Court rules against Andalusia’s Covid pass for nightlife venues
The judges ruled that the measure requiring patrons to show proof of being free from the virus affected the right to privacy and the principle of non-discrimination
The administrative chamber of the Andalusian High Court ruled on Friday against authorizing the regional government’s bid to require patrons to provide proof of being coronavirus-free in order to enter nightlife venues in the southern Spanish region.
Last Monday, the Andalusian government announced that anyone wishing to enter a nightlife venue, such as a nightclub, would have to present the EU Digital Covid Certificate or a negative coronavirus test result (either antigen or PCR). The EU certificate – which was launched in an effort to restart travel in the 27-member bloc – certifies that the bearer has been partially or fully vaccinated, that they have had and overcome Covid-19 or that they have tested negative for the virus.
The judges found that there was not enough proof that “the large number of cases in the fifth wave originated in nightlife venues”
The decision, which would not affect bars and restaurants open during the day, was set to go into effect on August 5, but on Tuesday the regional government backtracked and agreed to first ask the regional High Court for authorization, due to legal concerns over privacy issues and complaints from the nightlife business industry.
In the court document, the judges ruled that the measure could affect the right to privacy, given an individual would be required “to show data related to health, considered according to European regulation, to be sensitive.” The regional High Court also found that it affected the principle of non-discrimination as it “established different treatment for access to those venues, based on the possession or otherwise of the mentioned certificate,” in reference to the EU Digital Covid Certificate.
While the judges stated that requiring a patron to provide proof of being Covid-free did not “seriously” affect the right to privacy, given more than half of the population is fully vaccinated against Covid-19, they ruled that it was “not an appropriate measure” because it put proof of vaccination and proof of a negative coronavirus test on the same level – even though they imply different levels of protection.
A Covid-19 vaccine protects a person from developing a serious case of Covid-19, but not from contracting the virus. Likewise, it is also possible for an individual who has had the virus to be reinfected. According to the judges, given that people who have been vaccinated or have overcome the virus can still contract it, it is not clear how the regional government’s measure will “prevent transmission from those who have gone to the venue just with a PCR or antigen test, which only certifies that at the moment the test was taken they were not carrying the active virus, not that they have any immunity against it.”
The court also rejected the regional government’s claim that the measure was necessary, arguing that there was not enough proof that “the large number of cases in the fifth wave originated in nightlife venues” – an argument also raised by the nightlife business industry.
When the state of alarm ended on May 9, regional governments lost the legal authority to introduce coronavirus restrictions that curb fundamental rights, such as the nighttime curfew, without facing challenges in the courts.

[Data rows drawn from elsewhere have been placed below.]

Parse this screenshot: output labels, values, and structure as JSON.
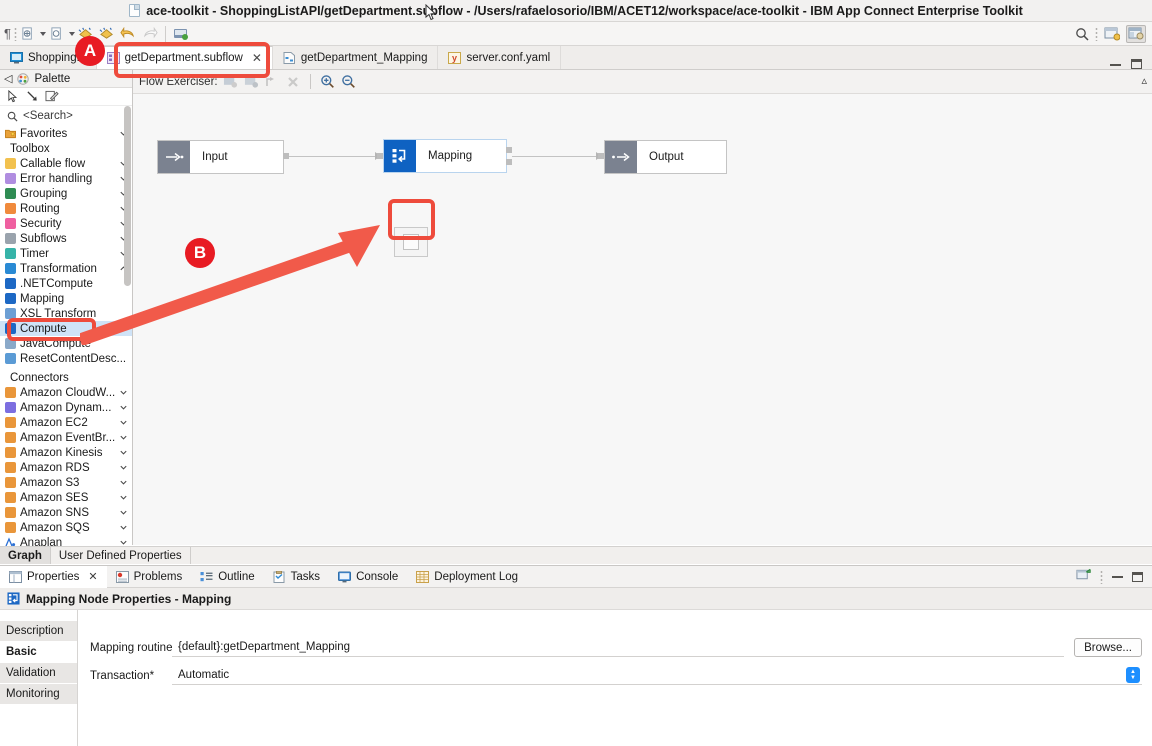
{
  "window": {
    "title": "ace-toolkit - ShoppingListAPI/getDepartment.subflow - /Users/rafaelosorio/IBM/ACET12/workspace/ace-toolkit - IBM App Connect Enterprise Toolkit"
  },
  "editor_tabs": [
    {
      "label": "ShoppingLi",
      "icon": "application-icon",
      "active": false,
      "closable": false
    },
    {
      "label": "getDepartment.subflow",
      "icon": "subflow-icon",
      "active": true,
      "closable": true,
      "close_glyph": "✕"
    },
    {
      "label": "getDepartment_Mapping",
      "icon": "mapping-file-icon",
      "active": false,
      "closable": false
    },
    {
      "label": "server.conf.yaml",
      "icon": "yaml-icon",
      "active": false,
      "closable": false
    }
  ],
  "palette": {
    "header": "Palette",
    "collapse_glyph": "◁",
    "search_placeholder": "<Search>",
    "tools": [
      "select-tool",
      "marquee-tool",
      "note-tool"
    ],
    "favorites": {
      "label": "Favorites",
      "icon_color": "#e9a23b"
    },
    "toolbox_label": "Toolbox",
    "categories": [
      {
        "label": "Callable flow",
        "color": "#f2c14e",
        "expanded": false
      },
      {
        "label": "Error handling",
        "color": "#b08de0",
        "expanded": false
      },
      {
        "label": "Grouping",
        "color": "#2f8c53",
        "expanded": false
      },
      {
        "label": "Routing",
        "color": "#f08a3c",
        "expanded": false
      },
      {
        "label": "Security",
        "color": "#ef5fa0",
        "expanded": false
      },
      {
        "label": "Subflows",
        "color": "#9aa3ad",
        "expanded": false
      },
      {
        "label": "Timer",
        "color": "#36b3a8",
        "expanded": false
      },
      {
        "label": "Transformation",
        "color": "#2a8ad4",
        "expanded": true
      }
    ],
    "transformation_items": [
      {
        "label": ".NETCompute",
        "color": "#1d68c4",
        "selected": false
      },
      {
        "label": "Mapping",
        "color": "#1d68c4",
        "selected": false
      },
      {
        "label": "XSL Transform",
        "color": "#6d9fd4",
        "selected": false
      },
      {
        "label": "Compute",
        "color": "#1d68c4",
        "selected": true
      },
      {
        "label": "JavaCompute",
        "color": "#8aa9c9",
        "selected": false
      },
      {
        "label": "ResetContentDesc...",
        "color": "#5b9bd5",
        "selected": false
      }
    ],
    "connectors_label": "Connectors",
    "connectors": [
      {
        "label": "Amazon CloudW...",
        "color": "#e9963a"
      },
      {
        "label": "Amazon Dynam...",
        "color": "#7c6ee0"
      },
      {
        "label": "Amazon EC2",
        "color": "#e9963a"
      },
      {
        "label": "Amazon EventBr...",
        "color": "#e9963a"
      },
      {
        "label": "Amazon Kinesis",
        "color": "#e9963a"
      },
      {
        "label": "Amazon RDS",
        "color": "#e9963a"
      },
      {
        "label": "Amazon S3",
        "color": "#e9963a"
      },
      {
        "label": "Amazon SES",
        "color": "#e9963a"
      },
      {
        "label": "Amazon SNS",
        "color": "#e9963a"
      },
      {
        "label": "Amazon SQS",
        "color": "#e9963a"
      },
      {
        "label": "Anaplan",
        "color": "#2a6fd4"
      }
    ]
  },
  "editor_toolbar": {
    "flow_exerciser_label": "Flow Exerciser:",
    "zoom_in": "zoom-in-icon",
    "zoom_out": "zoom-out-icon"
  },
  "flow": {
    "nodes": [
      {
        "id": "input",
        "label": "Input",
        "icon": "input-terminal-icon",
        "type": "terminal"
      },
      {
        "id": "mapping",
        "label": "Mapping",
        "icon": "mapping-node-icon",
        "type": "mapping"
      },
      {
        "id": "output",
        "label": "Output",
        "icon": "output-terminal-icon",
        "type": "terminal"
      }
    ],
    "dropped_node": {
      "id": "compute-drop-target",
      "label": ""
    }
  },
  "graph_tabs": [
    {
      "label": "Graph",
      "active": true
    },
    {
      "label": "User Defined Properties",
      "active": false
    }
  ],
  "properties_view": {
    "tabs": [
      {
        "label": "Properties",
        "icon": "properties-icon",
        "active": true,
        "closable": true,
        "close_glyph": "✕"
      },
      {
        "label": "Problems",
        "icon": "problems-icon",
        "active": false,
        "closable": false
      },
      {
        "label": "Outline",
        "icon": "outline-icon",
        "active": false,
        "closable": false
      },
      {
        "label": "Tasks",
        "icon": "tasks-icon",
        "active": false,
        "closable": false
      },
      {
        "label": "Console",
        "icon": "console-icon",
        "active": false,
        "closable": false
      },
      {
        "label": "Deployment Log",
        "icon": "deployment-log-icon",
        "active": false,
        "closable": false
      }
    ],
    "title": "Mapping Node Properties - Mapping",
    "title_icon": "mapping-node-icon",
    "side_tabs": [
      {
        "label": "Description",
        "active": false
      },
      {
        "label": "Basic",
        "active": true
      },
      {
        "label": "Validation",
        "active": false
      },
      {
        "label": "Monitoring",
        "active": false
      }
    ],
    "fields": [
      {
        "name": "mapping-routine",
        "label": "Mapping routine*",
        "value": "{default}:getDepartment_Mapping",
        "control": "text",
        "button": "Browse..."
      },
      {
        "name": "transaction",
        "label": "Transaction*",
        "value": "Automatic",
        "control": "combo"
      }
    ]
  },
  "annotations": [
    {
      "id": "A",
      "label": "A"
    },
    {
      "id": "B",
      "label": "B"
    }
  ],
  "colors": {
    "annotation_red": "#e81b23",
    "annotation_arrow": "#f15a4a",
    "accent_blue": "#0f62c2",
    "selection_blue": "#cfe3f7"
  }
}
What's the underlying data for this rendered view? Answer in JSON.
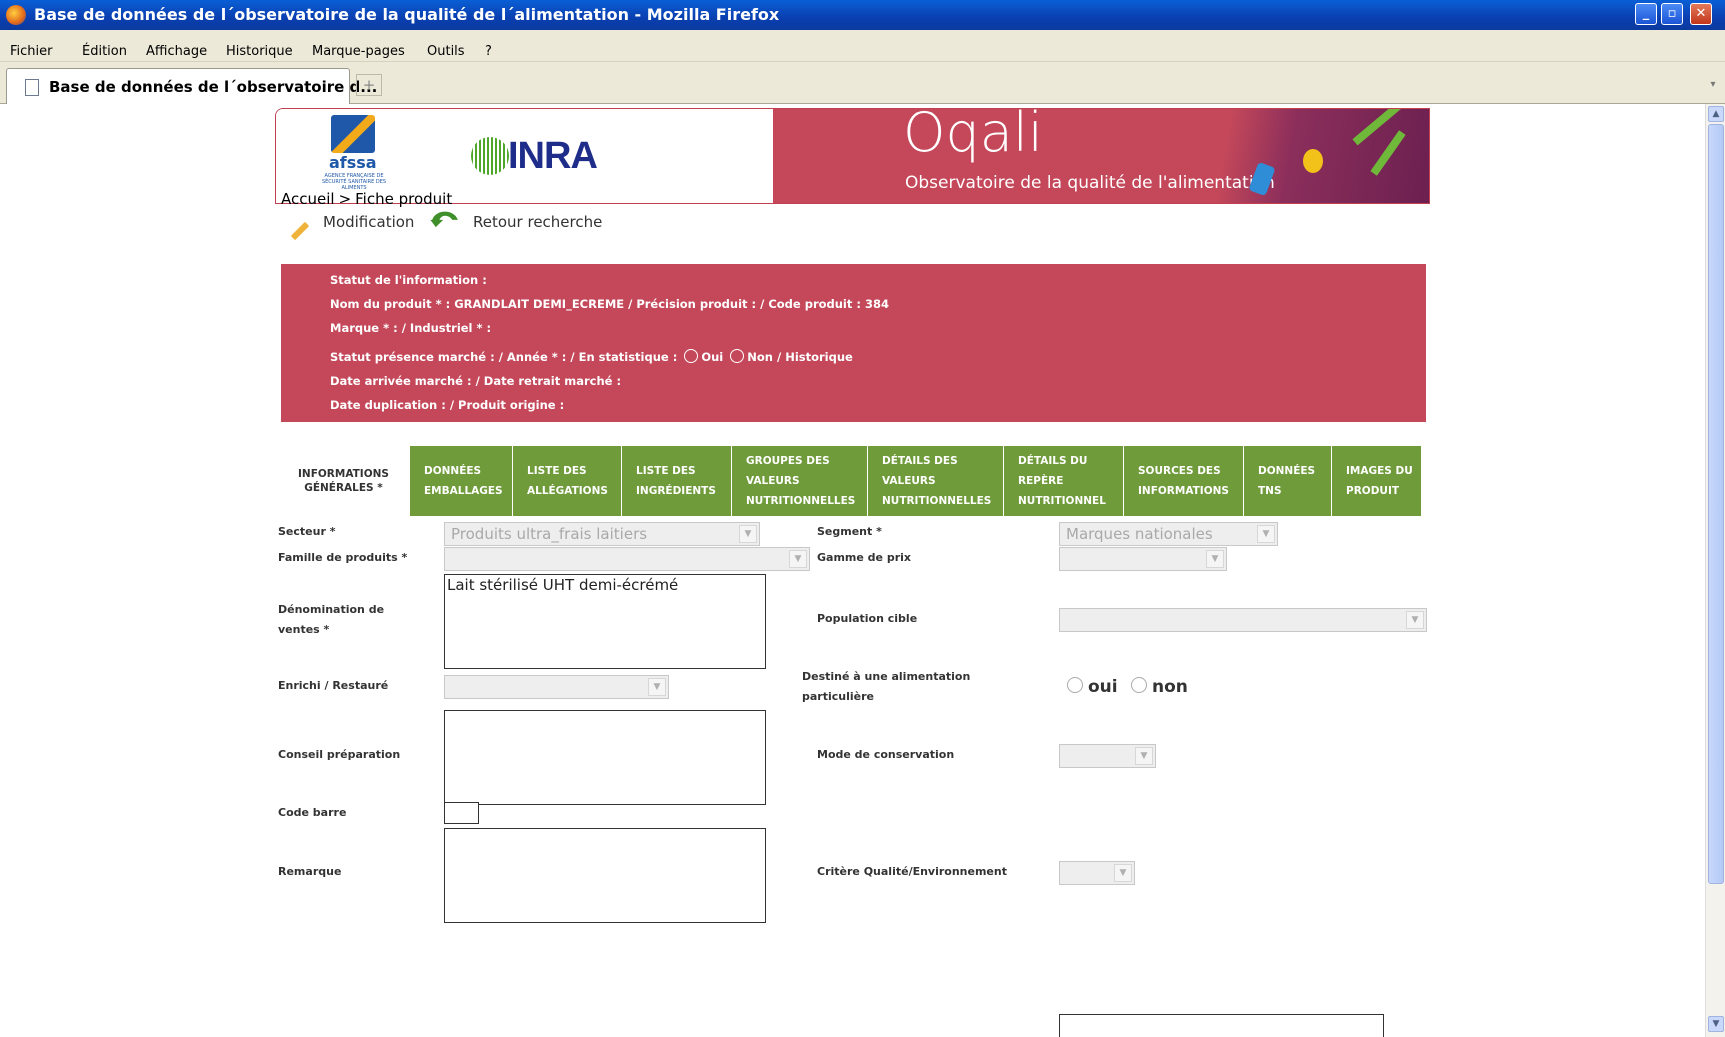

Now, the regions – which are in charge of containing the pandemic in their territories – must seek authorization from the courts, but rulings often differ between different jurisdictions.
The same Friday that the Andalusian High Court ruled against the entry restrictions for nightlife venues, a lower court in the Andalusian city of Seville gave the green light for eight municipalities with high transmission rates to be confined. Galicia has also introduced similar restrictions on nightlife venues in the northern region without running into trouble with the courts.
English version by Melissa Kitson.